The Night of the Skulls
The Wild Wild West

A “new order” is proclaimed as necessary to “save the country from its enemies”, by the leader of the Company of Murderers, a death’s-head tribunal of psychopaths that tries each applicant for membership, if innocent, he (or she) is hanged.

West kills Gordon at a fox hunt for this privilege. The leader is a member in good standing of the United States Senate and fourth in line to succeed the president. The membership is winnowed down to three by combat, West is to kill the vice-president, the other two have their jobs, the coup d’état is ready.

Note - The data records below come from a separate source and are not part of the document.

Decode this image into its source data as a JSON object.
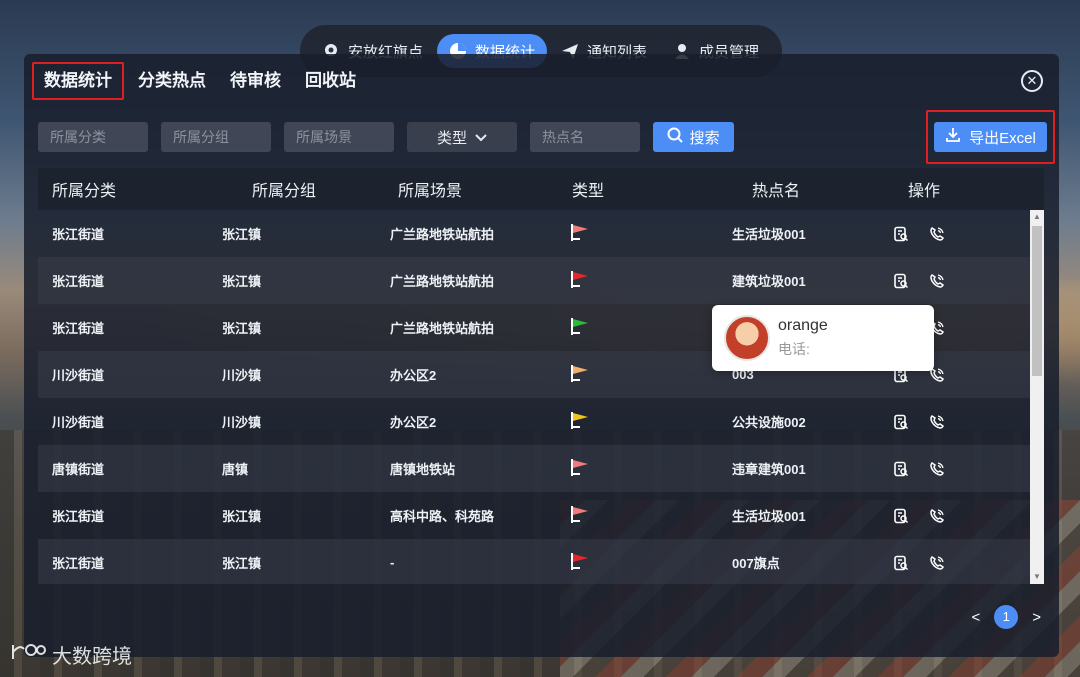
{
  "topnav": {
    "items": [
      {
        "label": "安放红旗点",
        "icon": "pin-icon",
        "active": false
      },
      {
        "label": "数据统计",
        "icon": "pie-chart-icon",
        "active": true
      },
      {
        "label": "通知列表",
        "icon": "paper-plane-icon",
        "active": false
      },
      {
        "label": "成员管理",
        "icon": "user-icon",
        "active": false
      }
    ]
  },
  "tabs": [
    "数据统计",
    "分类热点",
    "待审核",
    "回收站"
  ],
  "filters": {
    "category_placeholder": "所属分类",
    "group_placeholder": "所属分组",
    "scene_placeholder": "所属场景",
    "type_label": "类型",
    "hotspot_placeholder": "热点名",
    "search_label": "搜索",
    "export_label": "导出Excel"
  },
  "table": {
    "headers": [
      "所属分类",
      "所属分组",
      "所属场景",
      "类型",
      "热点名",
      "操作"
    ],
    "rows": [
      {
        "category": "张江街道",
        "group": "张江镇",
        "scene": "广兰路地铁站航拍",
        "flag_color": "#f07b7b",
        "name": "生活垃圾001"
      },
      {
        "category": "张江街道",
        "group": "张江镇",
        "scene": "广兰路地铁站航拍",
        "flag_color": "#e8252a",
        "name": "建筑垃圾001"
      },
      {
        "category": "张江街道",
        "group": "张江镇",
        "scene": "广兰路地铁站航拍",
        "flag_color": "#2fb83a",
        "name": ""
      },
      {
        "category": "川沙街道",
        "group": "川沙镇",
        "scene": "办公区2",
        "flag_color": "#f2b06a",
        "name": "003"
      },
      {
        "category": "川沙街道",
        "group": "川沙镇",
        "scene": "办公区2",
        "flag_color": "#f0c419",
        "name": "公共设施002"
      },
      {
        "category": "唐镇街道",
        "group": "唐镇",
        "scene": "唐镇地铁站",
        "flag_color": "#f07b7b",
        "name": "违章建筑001"
      },
      {
        "category": "张江街道",
        "group": "张江镇",
        "scene": "高科中路、科苑路",
        "flag_color": "#f07b7b",
        "name": "生活垃圾001"
      },
      {
        "category": "张江街道",
        "group": "张江镇",
        "scene": "-",
        "flag_color": "#e8252a",
        "name": "007旗点"
      }
    ]
  },
  "pager": {
    "prev": "<",
    "current": "1",
    "next": ">"
  },
  "popup": {
    "name": "orange",
    "phone_label": "电话:"
  },
  "watermark": "大数跨境",
  "colors": {
    "accent": "#4d8df6",
    "highlight_border": "#e02020"
  }
}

Its success is announced by Gordon as Assistant Secretary of State, the leader is taken away protesting, “I am the President of the United States of America!Gordon prepares crêpes Suzette in the agents’ private railroad car for beautiful Lorelei, unhappily pressed into membership. Champagne is served in flutes. West arrives with police to take her away, The Peoria Poisoner is her nom de guerre on their books, alas. Gordon almost drinks his wine, hearing that, but forbears in this instance, disappointed.


The Night of the Assassin
The Wild Wild West

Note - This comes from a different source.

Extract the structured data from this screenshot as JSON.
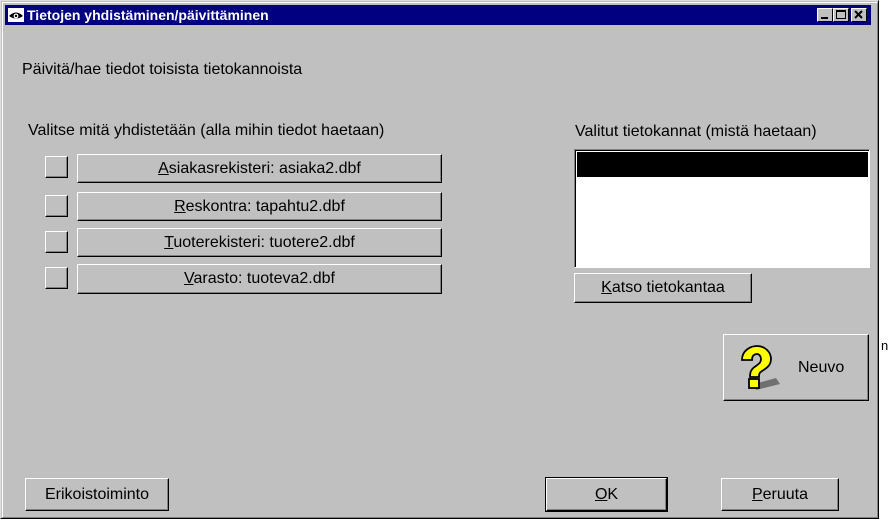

A pair of gringos attempt to assassinate President Juarez, one is captured alive and tortured by Col. Barbossa, who secretly hired him through a wealthy immemorial middleman.

“I could never understand torturing a man,” Gordon says elsewhere (“The Night of Jack O’Diamonds”, dir. Irving J. Moore).


The Night Dr. Loveless Died
The Wild Wild West

Dr. Loveless, dead, has named West as his executor. The will is read extensively in the late doctor’s voice by a mynah bird that his attorney, Arthur Tickle, has coached. The sole heir is an uncle, Dr. Werner Otto Liebknicht, a Swiss neurologist and the very likeness of his nephew in white hair and beard.

This is all a ruse, West has been engaged to dispose of “troublesome” Deuce and his underlings, who break into the funeral parlor after a large brass key affixed to the wrist of the deceased. Gordon fobs off a Sacramento men’s room key on them.

Lovely Triste also wants the key, it opens a safety deposit box at the Pioneer Bank of Mendoza. The key turns, the box whines and explodes, revealing a second key. The second box whines and doesn’t explode, a note inside names Tickle. “Typical Loveless prank,” says Gordon.

The two doctors ran a clinic for nervous diseases on the coast, it’s entered through an old mine. A plush elevator with divan and chess game is operated by striking the keys of an organ. The office is filled with globes and astrolabes large and small, some of the globes are suspended from the ceiling.

The mynah bird has delivered to West a brass disk stamped with the combination to a safe. Dr. Liebknicht opens a secret panel, the will stipulates that files there “of interest to the Department” shall be conveyed by West.

He is drugged and sent to the operating theater. Assembled physicians from around the world hear unmasked Dr. Loveless describe the patient’s “history of violence and irrationality”, an operation to “destroy the frontal nerves” is delayed by Gordon as a Sorbonne doctor who auscultates West. They fight their way out, liberate the screaming patients (each cell is equipped with a mere “talking machine”), and find Dr. Loveless at the desk in his office, with Triste standing beside him. He exits in his chair through the wall behind him (Russell’s Lisztomania), the file in West’s hand and indeed the whole clinic are “rigged for spontaneous combustion”. The clinic burns down. Gordon relates the story of the deputy sheriff to company at the train, where a mysterious package whines and doesn’t explode.